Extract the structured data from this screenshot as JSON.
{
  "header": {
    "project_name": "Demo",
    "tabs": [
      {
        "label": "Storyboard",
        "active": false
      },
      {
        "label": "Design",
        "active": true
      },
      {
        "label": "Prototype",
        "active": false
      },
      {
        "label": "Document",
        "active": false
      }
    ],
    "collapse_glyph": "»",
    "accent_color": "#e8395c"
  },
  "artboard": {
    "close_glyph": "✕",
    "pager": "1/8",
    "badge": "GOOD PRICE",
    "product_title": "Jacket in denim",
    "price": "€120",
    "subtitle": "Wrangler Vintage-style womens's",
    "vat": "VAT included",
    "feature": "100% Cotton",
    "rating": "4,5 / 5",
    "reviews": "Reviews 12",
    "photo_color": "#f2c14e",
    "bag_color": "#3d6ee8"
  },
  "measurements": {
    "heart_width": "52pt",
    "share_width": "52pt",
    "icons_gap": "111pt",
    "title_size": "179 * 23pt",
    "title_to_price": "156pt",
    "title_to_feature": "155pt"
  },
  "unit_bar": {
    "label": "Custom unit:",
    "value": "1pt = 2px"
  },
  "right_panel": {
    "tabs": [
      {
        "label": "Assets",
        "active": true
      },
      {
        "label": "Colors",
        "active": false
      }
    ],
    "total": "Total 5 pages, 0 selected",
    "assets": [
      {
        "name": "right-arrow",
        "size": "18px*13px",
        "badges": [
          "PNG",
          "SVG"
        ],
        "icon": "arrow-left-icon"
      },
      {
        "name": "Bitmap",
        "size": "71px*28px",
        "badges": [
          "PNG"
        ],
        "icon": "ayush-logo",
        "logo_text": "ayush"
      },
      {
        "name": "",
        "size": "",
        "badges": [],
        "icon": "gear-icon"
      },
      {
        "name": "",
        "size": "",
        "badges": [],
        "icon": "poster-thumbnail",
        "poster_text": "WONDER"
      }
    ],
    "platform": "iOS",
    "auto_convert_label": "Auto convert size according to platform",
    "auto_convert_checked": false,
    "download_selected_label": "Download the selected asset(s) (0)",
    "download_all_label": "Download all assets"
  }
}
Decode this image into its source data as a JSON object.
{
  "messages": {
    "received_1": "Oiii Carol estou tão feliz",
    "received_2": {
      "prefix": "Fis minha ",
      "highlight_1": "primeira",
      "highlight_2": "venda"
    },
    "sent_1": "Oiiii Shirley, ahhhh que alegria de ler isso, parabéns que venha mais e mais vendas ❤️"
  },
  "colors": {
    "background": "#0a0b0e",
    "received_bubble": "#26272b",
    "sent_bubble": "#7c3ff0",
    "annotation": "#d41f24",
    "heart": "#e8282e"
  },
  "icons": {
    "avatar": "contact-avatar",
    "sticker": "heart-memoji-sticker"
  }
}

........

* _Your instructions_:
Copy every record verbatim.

* _Task solution_:
Extract the structured data from this screenshot as JSON.
{
  "header": {
    "project_name": "Demo",
    "tabs": [
      {
        "label": "Storyboard",
        "active": false
      },
      {
        "label": "Design",
        "active": true
      },
      {
        "label": "Prototype",
        "active": false
      },
      {
        "label": "Document",
        "active": false
      }
    ],
    "collapse_glyph": "»",
    "accent_color": "#e8395c"
  },
  "artboard": {
    "close_glyph": "✕",
    "pager": "1/8",
    "badge": "GOOD PRICE",
    "product_title": "Jacket in denim",
    "price": "€120",
    "subtitle": "Wrangler Vintage-style womens's",
    "vat": "VAT included",
    "feature": "100% Cotton",
    "rating": "4,5 / 5",
    "reviews": "Reviews 12",
    "photo_color": "#f2c14e",
    "bag_color": "#3d6ee8"
  },
  "measurements": {
    "heart_width": "52pt",
    "share_width": "52pt",
    "icons_gap": "111pt",
    "title_size": "179 * 23pt",
    "title_to_price": "156pt",
    "title_to_feature": "155pt"
  },
  "unit_bar": {
    "label": "Custom unit:",
    "value": "1pt = 2px"
  },
  "right_panel": {
    "tabs": [
      {
        "label": "Assets",
        "active": true
      },
      {
        "label": "Colors",
        "active": false
      }
    ],
    "total": "Total 5 pages, 0 selected",
    "assets": [
      {
        "name": "right-arrow",
        "size": "18px*13px",
        "badges": [
          "PNG",
          "SVG"
        ],
        "icon": "arrow-left-icon"
      },
      {
        "name": "Bitmap",
        "size": "71px*28px",
        "badges": [
          "PNG"
        ],
        "icon": "ayush-logo",
        "logo_text": "ayush"
      },
      {
        "name": "",
        "size": "",
        "badges": [],
        "icon": "gear-icon"
      },
      {
        "name": "",
        "size": "",
        "badges": [],
        "icon": "poster-thumbnail",
        "poster_text": "WONDER"
      }
    ],
    "platform": "iOS",
    "auto_convert_label": "Auto convert size according to platform",
    "auto_convert_checked": false,
    "download_selected_label": "Download the selected asset(s) (0)",
    "download_all_label": "Download all assets"
  }
}
Decode this image into its source data as a JSON object.
{
  "messages": {
    "received_1": "Oiii Carol estou tão feliz",
    "received_2": {
      "prefix": "Fis minha ",
      "highlight_1": "primeira",
      "highlight_2": "venda"
    },
    "sent_1": "Oiiii Shirley, ahhhh que alegria de ler isso, parabéns que venha mais e mais vendas ❤️"
  },
  "colors": {
    "background": "#0a0b0e",
    "received_bubble": "#26272b",
    "sent_bubble": "#7c3ff0",
    "annotation": "#d41f24",
    "heart": "#e8282e"
  },
  "icons": {
    "avatar": "contact-avatar",
    "sticker": "heart-memoji-sticker"
  }
}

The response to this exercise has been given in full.